MJR: What makes Cynthia such a great director?
RH: I think because she knows the show so well that she was able to give me this clear structure and vessel to play the role yet still allow me to put my own mark on it. Cynthia let me bring my own humanity, my own since of humor, my own idiosyncrasies and my own opinions to the part, knowing that would make the structure work even better.
MJR: Do you think the musical is more relevant now than it was when it first opened in the 1960’s?
RH: I do. I just finished reading “The Making Of Cabaret” which chronicles all the various stage productions and the film. Sam (Mendes) would tell us the show was pretending to be what is wasn’t when it opened in 1966, as it was more a musical comedy then in its current incarnation.
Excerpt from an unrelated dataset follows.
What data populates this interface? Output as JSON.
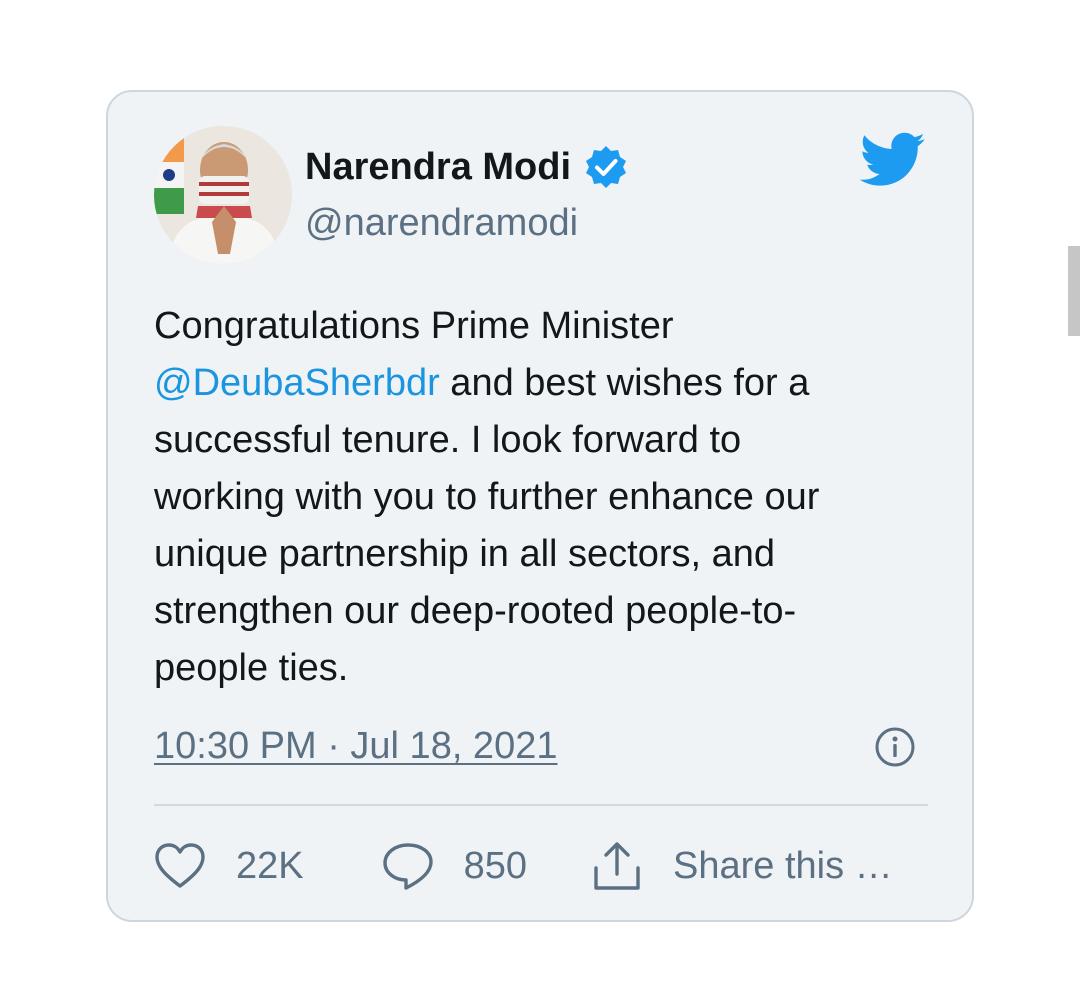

I really think time caught up with it and has liberated the story.
MJR: So let's talk about the groundbreaking Queer As Folk!
RH: Yes, I can’t believe it has been sixteen years since its we first started filming it. Lots of people still say what in impact that show had their “coming out”. It was groundbreaking in that Queer as Folk and the Soprano’s really began to change how television shows were produced on cable.
MJR: What are some of your dreams roles you would like to play on stage?
RH: I would love to play Vanya and Hedwig. Some of my favorite experiences I have had is doing Samuel Beckett. I had the chance to play Lucky in Waiting For Gagot and also did a great production of Endgame and there are other roles of his I would love to tackle.
MJR: So what’s next for you after Cabaret?
RH: Well, I’m really interested in developing new work and I work alot with young writers. I also just developed and directed a new web series that I shot over the fall which is in post production called “New York Is Dead”.
MJR: Thank you Randy for taking the time for this interview.
RH: Thank you Michael for asking some great questions. Come to the Cabaret everyone!
CABARET will play Broadway In Chicago’s newly named The PrivateBank Theatre (18 West Monroe) for a limited two-week engagement February 9 – 21, 2016.
Tickets for CABARET at The PrivateBank Theatre range from $25 – $98. A select number of premium tickets are available for many performances. Group tickets for 10 or more are available by calling Broadway In Chicago Group Sales at (312) 977-1710. Tickets are available at all Broadway In Chicago Box Offices (24 W. Randolph St., 151 W. Randolph St., 18 W. Monroe St. and 175 E. Chestnut), the Broadway In Chicago Ticket Line at (800) 775-2000, all Ticketmaster retail locations and online at www.BroadwayInChicago.com.